Buried deep below the shifting sands of the Sahara desert lies an ancient necropolis more than 4,000 years old that, until recently, has been relatively unknown to Egyptologists. Now, an international group of researchers has teamed up to describe and map the ancient cemetery just outside the village of Lisht, Egypt, unearthing more than 800 tombs in the process.
An expedition co-led by the University of Alabama-Birmingham and Egypt’s Ministry of Antiquities found 802 tombs buried in the massive cemetery, which is nestled between two pyramids, one positioned to the north and the other to the south.
The tombs were discovered along a rocky edge, and are characterized by a special architectural style as they are carved into the rock and surrounded by brick and limestone, said the ministry in a Facebook post. Looted long before the excavation began, the tombs still provide a valuable window into ancient Egyptian life, giving clues about the health, economy, and culture of its people.

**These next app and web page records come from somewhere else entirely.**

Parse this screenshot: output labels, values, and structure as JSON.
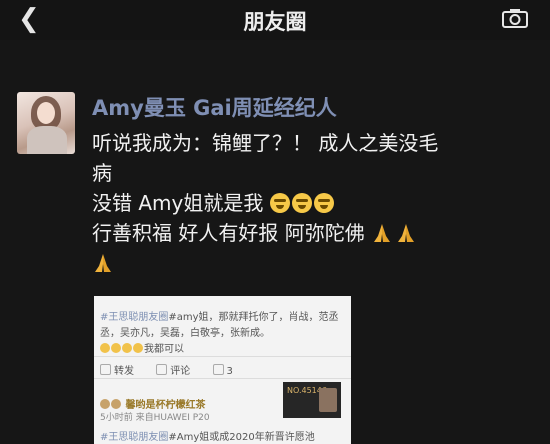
{
  "nav": {
    "back_icon": "chevron-left-icon",
    "title": "朋友圈",
    "camera_icon": "camera-icon"
  },
  "post": {
    "author": "Amy曼玉 Gai周延经纪人",
    "lines": [
      "听说我成为：锦鲤了？！ 成人之美没毛",
      "病",
      "没错 Amy姐就是我",
      "行善积福 好人有好报 阿弥陀佛"
    ],
    "emoji_icons": [
      "laugh-cry-emoji-icon",
      "praying-hands-emoji-icon"
    ]
  },
  "screenshot": {
    "row1_tag": "#王思聪朋友圈",
    "row1_text": "#amy姐，那就拜托你了，肖战，范丞",
    "row2": "丞，吴亦凡，吴磊，白敬亭，张新成。",
    "row3_text": "我都可以",
    "stats": [
      "转发",
      "评论",
      "3"
    ],
    "card_no": "NO.45146",
    "commenter": "馨哟是杯柠檬红茶",
    "device": "5小时前  来自HUAWEI P20",
    "row_last_tag": "#王思聪朋友圈",
    "row_last_text": "#Amy姐或成2020年新晋许愿池"
  },
  "colors": {
    "background": "#161616",
    "name": "#7f8fb4",
    "text": "#f1f1f1"
  }
}
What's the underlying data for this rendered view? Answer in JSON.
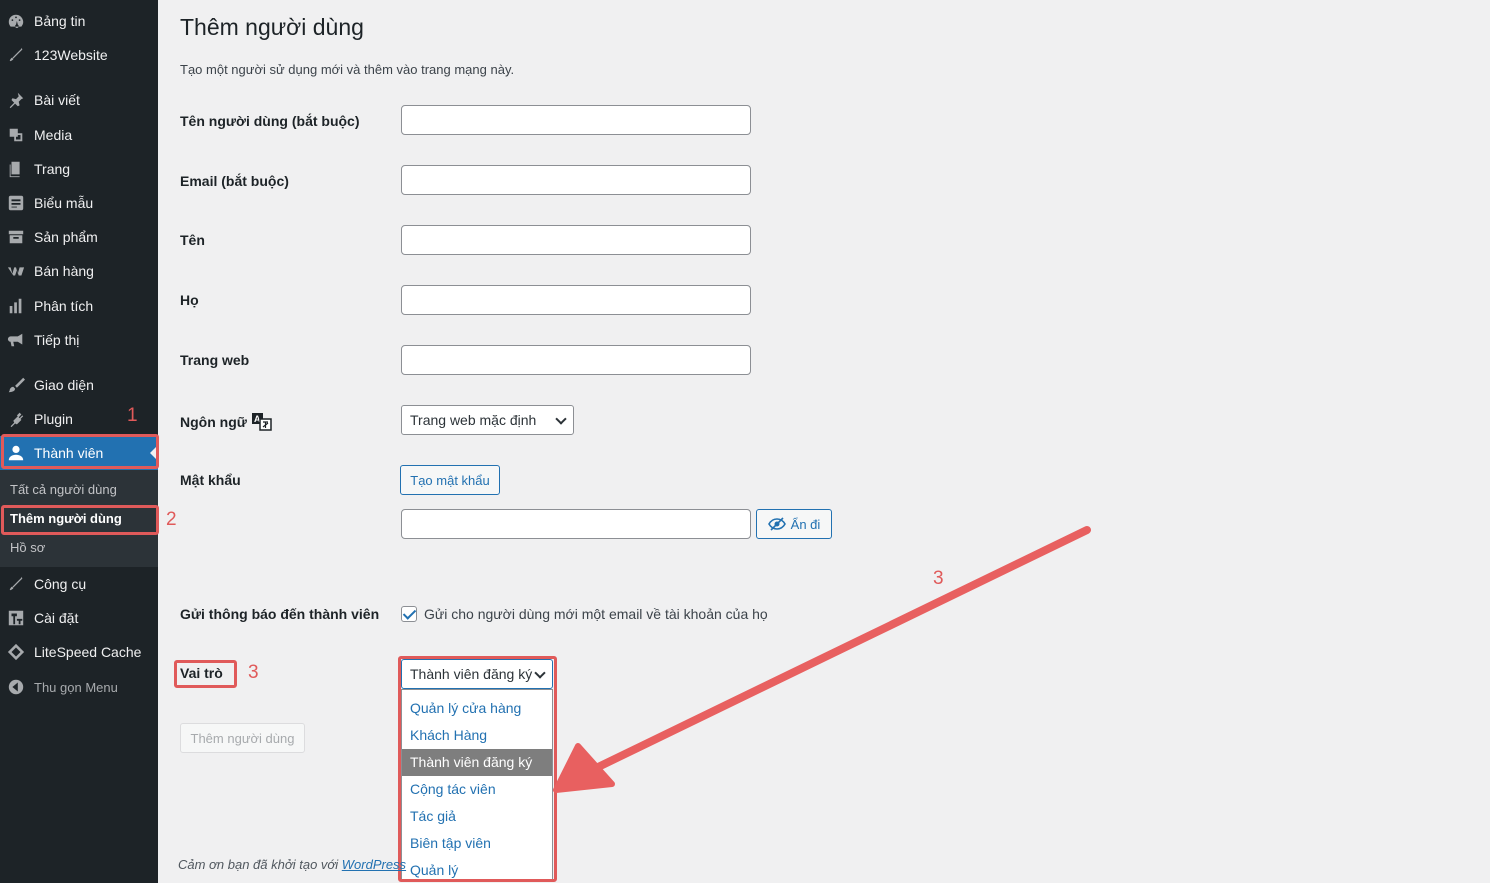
{
  "sidebar": {
    "items": [
      {
        "label": "Bảng tin",
        "icon": "dashboard-icon"
      },
      {
        "label": "123Website",
        "icon": "wrench-icon"
      },
      {
        "label": "Bài viết",
        "icon": "pin-icon"
      },
      {
        "label": "Media",
        "icon": "media-icon"
      },
      {
        "label": "Trang",
        "icon": "page-icon"
      },
      {
        "label": "Biểu mẫu",
        "icon": "form-icon"
      },
      {
        "label": "Sản phẩm",
        "icon": "archive-icon"
      },
      {
        "label": "Bán hàng",
        "icon": "woo-icon"
      },
      {
        "label": "Phân tích",
        "icon": "chart-icon"
      },
      {
        "label": "Tiếp thị",
        "icon": "megaphone-icon"
      },
      {
        "label": "Giao diện",
        "icon": "brush-icon"
      },
      {
        "label": "Plugin",
        "icon": "plugin-icon"
      },
      {
        "label": "Thành viên",
        "icon": "user-icon"
      },
      {
        "label": "Công cụ",
        "icon": "wrench-icon"
      },
      {
        "label": "Cài đặt",
        "icon": "settings-icon"
      },
      {
        "label": "LiteSpeed Cache",
        "icon": "diamond-icon"
      }
    ],
    "submenu": [
      "Tất cả người dùng",
      "Thêm người dùng",
      "Hồ sơ"
    ],
    "collapse_label": "Thu gọn Menu"
  },
  "annotations": {
    "n1": "1",
    "n2": "2",
    "n3a": "3",
    "n3b": "3"
  },
  "page": {
    "title": "Thêm người dùng",
    "description": "Tạo một người sử dụng mới và thêm vào trang mạng này."
  },
  "form": {
    "username_label": "Tên người dùng (bắt buộc)",
    "email_label": "Email (bắt buộc)",
    "first_name_label": "Tên",
    "last_name_label": "Họ",
    "website_label": "Trang web",
    "language_label": "Ngôn ngữ",
    "language_value": "Trang web mặc định",
    "password_label": "Mật khẩu",
    "generate_password": "Tạo mật khẩu",
    "hide_label": "Ẩn đi",
    "notify_label": "Gửi thông báo đến thành viên",
    "notify_text": "Gửi cho người dùng mới một email về tài khoản của họ",
    "role_label": "Vai trò",
    "role_value": "Thành viên đăng ký",
    "role_options": [
      "Quản lý cửa hàng",
      "Khách Hàng",
      "Thành viên đăng ký",
      "Cộng tác viên",
      "Tác giả",
      "Biên tập viên",
      "Quản lý"
    ],
    "submit_label": "Thêm người dùng"
  },
  "footer": {
    "text": "Cảm ơn bạn đã khởi tạo với ",
    "link": "WordPress"
  },
  "colors": {
    "accent": "#2271b1",
    "annotation": "#e05a5a",
    "sidebar": "#1d2327"
  }
}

According to the ministry, the cemetery is engraved on the rocky edge of the mountain and consists of two parts. An open courtyard leads to a corridor with a domed ceiling that showcases hieroglyphics and leads to a hall with a small room decorated with inscriptions. The second part of the cemetery is a burial plot located in an open courtyard. To the western side is a passage leading to an initial burial chamber in an unmarked room with a limestone coffin, and to the south is an entrance to an empty room. Here, there are geometric formations “whose purpose is unclear”.

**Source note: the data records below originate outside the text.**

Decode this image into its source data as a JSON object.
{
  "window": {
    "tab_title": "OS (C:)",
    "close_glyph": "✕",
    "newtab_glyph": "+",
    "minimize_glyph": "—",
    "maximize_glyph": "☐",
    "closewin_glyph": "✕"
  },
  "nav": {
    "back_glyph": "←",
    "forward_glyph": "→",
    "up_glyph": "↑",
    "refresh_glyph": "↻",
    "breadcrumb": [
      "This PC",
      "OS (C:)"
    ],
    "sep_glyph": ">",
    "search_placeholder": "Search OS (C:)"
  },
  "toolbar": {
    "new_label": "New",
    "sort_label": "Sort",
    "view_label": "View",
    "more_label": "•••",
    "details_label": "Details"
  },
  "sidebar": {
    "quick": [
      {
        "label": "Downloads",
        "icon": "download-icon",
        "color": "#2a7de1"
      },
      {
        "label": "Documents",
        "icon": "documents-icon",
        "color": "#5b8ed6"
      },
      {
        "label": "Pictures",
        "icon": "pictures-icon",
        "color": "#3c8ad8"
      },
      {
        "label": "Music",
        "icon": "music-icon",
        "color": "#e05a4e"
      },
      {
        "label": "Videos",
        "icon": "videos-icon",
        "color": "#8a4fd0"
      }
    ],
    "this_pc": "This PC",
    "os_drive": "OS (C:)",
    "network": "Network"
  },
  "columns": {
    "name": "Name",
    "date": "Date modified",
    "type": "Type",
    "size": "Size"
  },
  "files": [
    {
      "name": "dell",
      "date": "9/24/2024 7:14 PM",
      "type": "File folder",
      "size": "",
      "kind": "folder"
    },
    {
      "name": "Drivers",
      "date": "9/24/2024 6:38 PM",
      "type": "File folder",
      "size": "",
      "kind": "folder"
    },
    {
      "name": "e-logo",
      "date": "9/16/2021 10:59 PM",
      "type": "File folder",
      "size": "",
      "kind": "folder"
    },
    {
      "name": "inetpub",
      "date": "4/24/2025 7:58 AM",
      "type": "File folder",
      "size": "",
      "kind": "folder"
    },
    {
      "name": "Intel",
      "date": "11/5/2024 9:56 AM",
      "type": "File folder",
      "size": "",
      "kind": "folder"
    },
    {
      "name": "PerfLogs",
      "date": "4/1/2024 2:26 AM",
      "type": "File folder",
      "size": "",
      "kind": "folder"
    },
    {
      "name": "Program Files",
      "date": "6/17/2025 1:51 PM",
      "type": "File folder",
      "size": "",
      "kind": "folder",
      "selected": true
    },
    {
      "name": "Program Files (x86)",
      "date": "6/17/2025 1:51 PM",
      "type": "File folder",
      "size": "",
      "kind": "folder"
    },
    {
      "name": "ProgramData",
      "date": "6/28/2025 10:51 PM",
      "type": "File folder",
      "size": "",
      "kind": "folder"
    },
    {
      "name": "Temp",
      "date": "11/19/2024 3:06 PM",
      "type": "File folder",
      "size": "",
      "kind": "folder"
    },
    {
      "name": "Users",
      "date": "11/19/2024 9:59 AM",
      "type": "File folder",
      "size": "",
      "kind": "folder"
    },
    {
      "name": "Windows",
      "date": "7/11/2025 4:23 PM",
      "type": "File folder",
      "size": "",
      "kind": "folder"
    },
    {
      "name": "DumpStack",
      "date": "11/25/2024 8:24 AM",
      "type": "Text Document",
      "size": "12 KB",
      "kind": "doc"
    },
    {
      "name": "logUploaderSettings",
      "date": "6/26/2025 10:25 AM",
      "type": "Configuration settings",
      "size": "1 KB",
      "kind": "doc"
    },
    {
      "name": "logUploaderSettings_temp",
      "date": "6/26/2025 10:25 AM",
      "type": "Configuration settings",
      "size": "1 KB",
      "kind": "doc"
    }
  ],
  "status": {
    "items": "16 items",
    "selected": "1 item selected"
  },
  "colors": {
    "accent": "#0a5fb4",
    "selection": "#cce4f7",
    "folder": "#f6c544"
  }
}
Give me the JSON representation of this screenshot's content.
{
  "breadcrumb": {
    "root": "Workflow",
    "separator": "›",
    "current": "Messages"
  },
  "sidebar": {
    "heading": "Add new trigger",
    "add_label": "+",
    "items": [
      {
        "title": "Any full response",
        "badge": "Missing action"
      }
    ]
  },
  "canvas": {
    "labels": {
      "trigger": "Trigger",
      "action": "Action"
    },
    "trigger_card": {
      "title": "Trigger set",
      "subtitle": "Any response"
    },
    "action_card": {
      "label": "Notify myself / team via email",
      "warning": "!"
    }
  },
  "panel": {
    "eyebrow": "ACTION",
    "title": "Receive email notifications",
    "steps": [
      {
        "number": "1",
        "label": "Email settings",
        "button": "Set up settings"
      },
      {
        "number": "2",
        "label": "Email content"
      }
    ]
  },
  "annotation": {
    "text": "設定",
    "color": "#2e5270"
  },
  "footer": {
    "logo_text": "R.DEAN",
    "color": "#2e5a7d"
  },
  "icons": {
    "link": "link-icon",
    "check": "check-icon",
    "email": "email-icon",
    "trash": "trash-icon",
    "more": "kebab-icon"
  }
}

The project is part of an initiative to restore many of ancient Egypt’s historical sites following the looting and destruction that took place during Egypt’s political and economic instability between 2009 and 2013. Detailed satellite images taken during this time showed deep pockmarks indicating looting and it was later revealed that most of these pits led to tombs. Since then, the team has worked to document features in each tomb through photos and GPS coordinates that have since been inputted into a database.
Dating back to Egypt's Middle Kingdom (2040 to 1782 BCE), the graveyard depicts an era known as Egypt’s “Classical Age”. This period produced some of ancient society’s greatest works of art and literature, as well as an understanding of the human condition. Nearby, the royal tombs belonging to Kings Amenemhat I and Senusret I have been documented and mapped, but this new project is among the first to map more common tombs in detail.